This happened yesterday, but I’ve been sitting on it and thinking about it more. It’s a heavy, complex issue that I’m sure I don’t fully understand. I do understand this decision, though:
In an opinion written by Judge David Tatel, the U.S. Court of Appeals for the District of Columbia found that the network neutrality rules contradicted a previous FCC decision that put broadband companies beyond its regulatory reach.
“Given that the Commission has chosen to classify broadband providers in a manner that exempts them from treatment as common carriers,” Tatel wrote, “the Communications Act expressly prohibits the Commission from nonetheless regulating them as such.”
This decision is a short-term blow to net neutrality, obviously. The court ruled against the FCC on what amounts to a technicality, but I think this could be a long-term benefit to the net neutrality fight. The court basically spelled out to the FCC exactly what they need to do in order to be able to regulate internet providers: designate and treat them as common carriers, like phone companies.

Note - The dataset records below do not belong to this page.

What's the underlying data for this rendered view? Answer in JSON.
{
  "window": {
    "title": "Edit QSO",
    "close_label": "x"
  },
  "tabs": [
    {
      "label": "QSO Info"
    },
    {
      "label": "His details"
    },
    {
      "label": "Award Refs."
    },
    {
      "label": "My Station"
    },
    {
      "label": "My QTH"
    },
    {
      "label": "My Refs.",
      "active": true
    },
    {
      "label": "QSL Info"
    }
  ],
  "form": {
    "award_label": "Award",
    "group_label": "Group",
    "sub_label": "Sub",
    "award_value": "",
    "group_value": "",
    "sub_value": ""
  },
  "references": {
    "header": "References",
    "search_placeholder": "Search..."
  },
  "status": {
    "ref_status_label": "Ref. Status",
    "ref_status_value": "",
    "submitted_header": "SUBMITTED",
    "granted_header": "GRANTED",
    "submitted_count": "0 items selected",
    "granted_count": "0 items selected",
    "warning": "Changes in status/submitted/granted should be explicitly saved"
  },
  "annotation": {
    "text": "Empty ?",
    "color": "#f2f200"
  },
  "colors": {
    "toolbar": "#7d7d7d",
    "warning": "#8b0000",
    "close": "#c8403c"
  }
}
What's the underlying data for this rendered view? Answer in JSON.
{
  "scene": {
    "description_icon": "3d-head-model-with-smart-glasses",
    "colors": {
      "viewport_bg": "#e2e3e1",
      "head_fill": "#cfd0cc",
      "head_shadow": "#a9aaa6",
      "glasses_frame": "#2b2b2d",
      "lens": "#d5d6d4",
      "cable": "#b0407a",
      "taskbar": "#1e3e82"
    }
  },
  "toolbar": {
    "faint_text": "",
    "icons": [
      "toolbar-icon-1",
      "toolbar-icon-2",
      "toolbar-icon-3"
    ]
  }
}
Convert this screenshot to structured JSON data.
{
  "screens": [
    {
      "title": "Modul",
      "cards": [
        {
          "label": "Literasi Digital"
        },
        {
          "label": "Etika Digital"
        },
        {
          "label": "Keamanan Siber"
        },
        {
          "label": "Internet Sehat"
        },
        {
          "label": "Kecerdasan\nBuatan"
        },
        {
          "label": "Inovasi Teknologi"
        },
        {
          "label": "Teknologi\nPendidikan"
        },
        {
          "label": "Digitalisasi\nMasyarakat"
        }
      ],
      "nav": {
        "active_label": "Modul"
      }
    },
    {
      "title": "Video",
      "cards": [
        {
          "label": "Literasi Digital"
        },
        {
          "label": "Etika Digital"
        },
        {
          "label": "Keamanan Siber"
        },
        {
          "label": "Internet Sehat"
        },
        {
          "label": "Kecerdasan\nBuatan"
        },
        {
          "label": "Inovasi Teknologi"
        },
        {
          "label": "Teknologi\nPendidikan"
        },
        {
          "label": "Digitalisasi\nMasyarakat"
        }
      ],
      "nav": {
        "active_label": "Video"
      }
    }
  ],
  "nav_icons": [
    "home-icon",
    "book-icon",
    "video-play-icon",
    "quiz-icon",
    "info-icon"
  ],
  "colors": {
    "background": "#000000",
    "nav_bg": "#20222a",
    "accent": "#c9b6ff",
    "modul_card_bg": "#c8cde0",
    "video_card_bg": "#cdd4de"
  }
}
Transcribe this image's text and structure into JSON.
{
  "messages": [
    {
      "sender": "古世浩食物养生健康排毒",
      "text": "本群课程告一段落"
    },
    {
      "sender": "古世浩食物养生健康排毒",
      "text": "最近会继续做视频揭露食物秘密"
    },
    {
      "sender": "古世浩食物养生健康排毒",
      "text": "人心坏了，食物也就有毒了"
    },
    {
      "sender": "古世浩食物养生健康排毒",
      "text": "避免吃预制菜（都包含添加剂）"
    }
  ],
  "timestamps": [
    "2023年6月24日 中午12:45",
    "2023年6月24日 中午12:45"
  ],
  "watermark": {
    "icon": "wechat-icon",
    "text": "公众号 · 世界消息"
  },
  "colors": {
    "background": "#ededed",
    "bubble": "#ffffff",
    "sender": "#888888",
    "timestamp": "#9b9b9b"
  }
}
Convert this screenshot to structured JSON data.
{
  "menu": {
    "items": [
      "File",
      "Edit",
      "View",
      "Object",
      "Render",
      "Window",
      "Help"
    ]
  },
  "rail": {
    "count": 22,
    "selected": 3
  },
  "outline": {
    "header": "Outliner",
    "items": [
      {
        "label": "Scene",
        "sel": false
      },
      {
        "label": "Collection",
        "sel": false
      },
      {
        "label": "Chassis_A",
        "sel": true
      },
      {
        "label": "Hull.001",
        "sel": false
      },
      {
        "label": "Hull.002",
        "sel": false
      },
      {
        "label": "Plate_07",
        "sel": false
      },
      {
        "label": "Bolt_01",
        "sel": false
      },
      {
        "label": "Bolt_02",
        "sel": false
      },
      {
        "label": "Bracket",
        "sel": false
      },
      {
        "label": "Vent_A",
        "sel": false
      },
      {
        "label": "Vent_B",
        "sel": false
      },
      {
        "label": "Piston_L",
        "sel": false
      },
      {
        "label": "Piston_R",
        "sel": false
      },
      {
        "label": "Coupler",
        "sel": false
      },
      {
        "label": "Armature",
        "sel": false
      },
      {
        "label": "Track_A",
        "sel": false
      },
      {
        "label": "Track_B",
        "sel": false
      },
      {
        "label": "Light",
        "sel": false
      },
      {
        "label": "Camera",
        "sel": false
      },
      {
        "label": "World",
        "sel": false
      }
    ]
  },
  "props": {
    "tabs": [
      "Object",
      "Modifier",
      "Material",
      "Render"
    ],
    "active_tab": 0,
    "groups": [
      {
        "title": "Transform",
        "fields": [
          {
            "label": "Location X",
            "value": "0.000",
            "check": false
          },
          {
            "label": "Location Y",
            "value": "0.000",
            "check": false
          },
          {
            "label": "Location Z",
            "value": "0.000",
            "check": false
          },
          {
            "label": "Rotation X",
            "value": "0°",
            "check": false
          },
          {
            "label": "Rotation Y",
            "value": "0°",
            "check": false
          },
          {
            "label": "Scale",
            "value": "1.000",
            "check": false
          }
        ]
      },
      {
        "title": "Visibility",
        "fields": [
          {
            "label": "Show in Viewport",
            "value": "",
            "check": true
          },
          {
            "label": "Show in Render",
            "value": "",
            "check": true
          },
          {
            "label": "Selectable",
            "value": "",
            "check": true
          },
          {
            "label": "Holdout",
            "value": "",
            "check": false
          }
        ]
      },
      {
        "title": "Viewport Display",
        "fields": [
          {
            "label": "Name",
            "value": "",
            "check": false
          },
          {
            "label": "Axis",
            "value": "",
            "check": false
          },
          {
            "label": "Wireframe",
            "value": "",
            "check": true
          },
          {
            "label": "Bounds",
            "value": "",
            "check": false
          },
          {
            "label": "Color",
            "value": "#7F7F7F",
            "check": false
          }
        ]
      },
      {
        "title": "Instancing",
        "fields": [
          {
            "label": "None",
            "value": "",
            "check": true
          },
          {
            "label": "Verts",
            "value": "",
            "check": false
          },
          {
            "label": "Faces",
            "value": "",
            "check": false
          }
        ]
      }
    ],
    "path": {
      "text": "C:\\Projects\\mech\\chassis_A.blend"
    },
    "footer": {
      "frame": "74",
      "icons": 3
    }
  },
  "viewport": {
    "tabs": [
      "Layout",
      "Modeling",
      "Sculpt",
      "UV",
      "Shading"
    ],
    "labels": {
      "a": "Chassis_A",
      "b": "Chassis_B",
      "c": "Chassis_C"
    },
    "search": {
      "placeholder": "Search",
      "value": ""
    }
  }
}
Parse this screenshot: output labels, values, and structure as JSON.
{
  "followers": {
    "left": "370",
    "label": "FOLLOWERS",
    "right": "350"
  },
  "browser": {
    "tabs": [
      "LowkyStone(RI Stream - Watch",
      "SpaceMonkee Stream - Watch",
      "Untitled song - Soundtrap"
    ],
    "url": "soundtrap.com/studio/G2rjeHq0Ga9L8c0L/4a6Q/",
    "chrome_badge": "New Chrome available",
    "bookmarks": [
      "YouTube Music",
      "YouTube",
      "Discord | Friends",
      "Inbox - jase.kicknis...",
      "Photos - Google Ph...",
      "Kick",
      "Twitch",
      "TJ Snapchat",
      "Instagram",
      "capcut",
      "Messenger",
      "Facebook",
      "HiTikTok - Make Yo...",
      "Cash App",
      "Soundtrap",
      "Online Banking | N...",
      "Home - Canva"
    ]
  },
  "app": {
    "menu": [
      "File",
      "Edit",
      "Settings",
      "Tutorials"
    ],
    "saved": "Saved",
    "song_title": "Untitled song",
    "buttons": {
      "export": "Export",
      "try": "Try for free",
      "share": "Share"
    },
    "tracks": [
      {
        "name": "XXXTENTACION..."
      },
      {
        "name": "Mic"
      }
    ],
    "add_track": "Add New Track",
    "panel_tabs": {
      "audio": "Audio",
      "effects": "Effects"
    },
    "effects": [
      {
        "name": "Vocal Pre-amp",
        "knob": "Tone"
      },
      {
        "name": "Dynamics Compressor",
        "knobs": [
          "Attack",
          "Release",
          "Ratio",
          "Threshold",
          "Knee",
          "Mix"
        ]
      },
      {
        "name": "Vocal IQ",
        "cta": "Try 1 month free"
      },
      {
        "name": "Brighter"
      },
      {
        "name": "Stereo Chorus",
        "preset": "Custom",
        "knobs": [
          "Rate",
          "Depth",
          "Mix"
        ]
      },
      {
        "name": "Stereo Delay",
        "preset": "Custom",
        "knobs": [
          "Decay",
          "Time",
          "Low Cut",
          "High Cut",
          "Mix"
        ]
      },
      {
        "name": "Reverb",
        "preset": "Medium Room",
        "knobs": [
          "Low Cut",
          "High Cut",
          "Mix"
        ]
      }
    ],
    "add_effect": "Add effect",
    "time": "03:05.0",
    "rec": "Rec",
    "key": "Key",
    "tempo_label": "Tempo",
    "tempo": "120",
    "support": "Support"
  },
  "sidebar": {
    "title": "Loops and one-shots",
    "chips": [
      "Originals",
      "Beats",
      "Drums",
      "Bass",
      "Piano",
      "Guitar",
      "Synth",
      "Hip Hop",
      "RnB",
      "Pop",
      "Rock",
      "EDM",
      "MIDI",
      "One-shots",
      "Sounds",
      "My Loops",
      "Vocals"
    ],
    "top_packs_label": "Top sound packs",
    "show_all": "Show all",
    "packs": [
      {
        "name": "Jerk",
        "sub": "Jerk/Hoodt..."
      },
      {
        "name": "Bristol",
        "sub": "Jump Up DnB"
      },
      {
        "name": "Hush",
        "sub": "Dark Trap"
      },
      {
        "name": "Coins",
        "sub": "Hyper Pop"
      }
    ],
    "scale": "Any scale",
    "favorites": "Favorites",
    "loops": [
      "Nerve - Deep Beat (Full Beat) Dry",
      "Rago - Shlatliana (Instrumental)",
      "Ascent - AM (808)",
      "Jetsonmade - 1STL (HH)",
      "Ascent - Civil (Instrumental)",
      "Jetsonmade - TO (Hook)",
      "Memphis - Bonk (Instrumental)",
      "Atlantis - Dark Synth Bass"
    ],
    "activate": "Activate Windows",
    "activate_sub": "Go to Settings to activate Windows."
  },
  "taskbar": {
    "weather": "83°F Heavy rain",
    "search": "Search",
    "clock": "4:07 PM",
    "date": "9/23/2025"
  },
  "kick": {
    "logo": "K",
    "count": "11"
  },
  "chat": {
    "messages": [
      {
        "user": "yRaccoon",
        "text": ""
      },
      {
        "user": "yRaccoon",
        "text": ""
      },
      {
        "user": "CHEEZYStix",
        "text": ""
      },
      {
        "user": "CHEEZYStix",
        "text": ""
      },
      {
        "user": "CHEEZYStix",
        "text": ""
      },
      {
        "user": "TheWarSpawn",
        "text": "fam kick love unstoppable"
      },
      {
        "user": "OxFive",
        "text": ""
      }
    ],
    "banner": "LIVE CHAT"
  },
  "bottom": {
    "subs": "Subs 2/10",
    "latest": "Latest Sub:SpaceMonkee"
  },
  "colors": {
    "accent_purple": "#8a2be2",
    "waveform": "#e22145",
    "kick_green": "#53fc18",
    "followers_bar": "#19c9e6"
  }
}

Now all the FCC needs to do is actually implement those rules. Piece of cake, right?